## Exercise details
Please copy the data below exactly; none of the pictures in it belong in the copy.

## Dataset content

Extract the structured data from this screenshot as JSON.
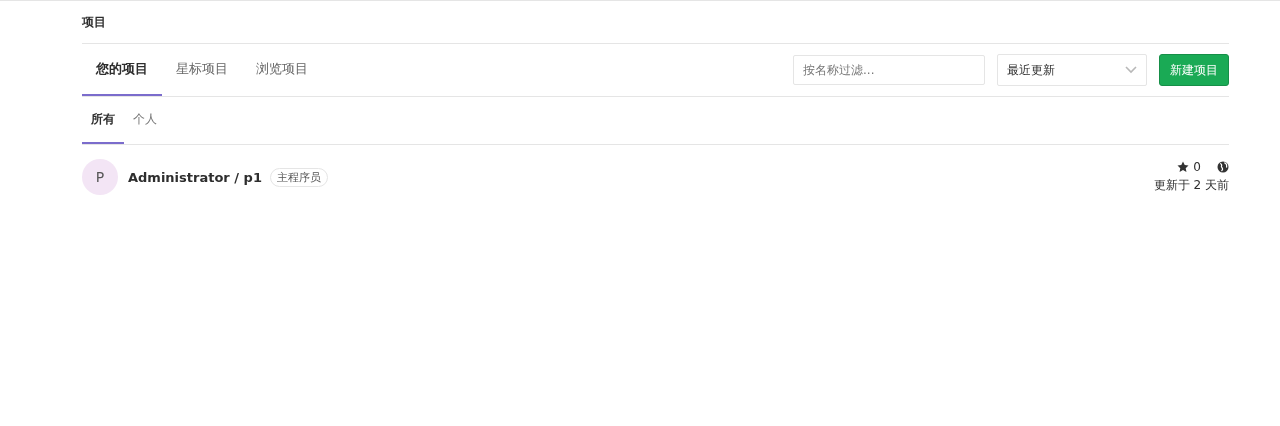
{
  "breadcrumb": "项目",
  "tabs": [
    {
      "label": "您的项目",
      "selected": true
    },
    {
      "label": "星标项目",
      "selected": false
    },
    {
      "label": "浏览项目",
      "selected": false
    }
  ],
  "filter": {
    "placeholder": "按名称过滤..."
  },
  "sort": {
    "value": "最近更新"
  },
  "new_button": "新建项目",
  "subtabs": [
    {
      "label": "所有",
      "selected": true
    },
    {
      "label": "个人",
      "selected": false
    }
  ],
  "projects": [
    {
      "avatar": "P",
      "name": "Administrator / p1",
      "role": "主程序员",
      "stars": "0",
      "updated": "更新于 2 天前"
    }
  ]
}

## Solution for this problem
Extract the structured data from this screenshot as JSON.
{
  "breadcrumb": "项目",
  "tabs": [
    {
      "label": "您的项目",
      "selected": true
    },
    {
      "label": "星标项目",
      "selected": false
    },
    {
      "label": "浏览项目",
      "selected": false
    }
  ],
  "filter": {
    "placeholder": "按名称过滤..."
  },
  "sort": {
    "value": "最近更新"
  },
  "new_button": "新建项目",
  "subtabs": [
    {
      "label": "所有",
      "selected": true
    },
    {
      "label": "个人",
      "selected": false
    }
  ],
  "projects": [
    {
      "avatar": "P",
      "name": "Administrator / p1",
      "role": "主程序员",
      "stars": "0",
      "updated": "更新于 2 天前"
    }
  ]
}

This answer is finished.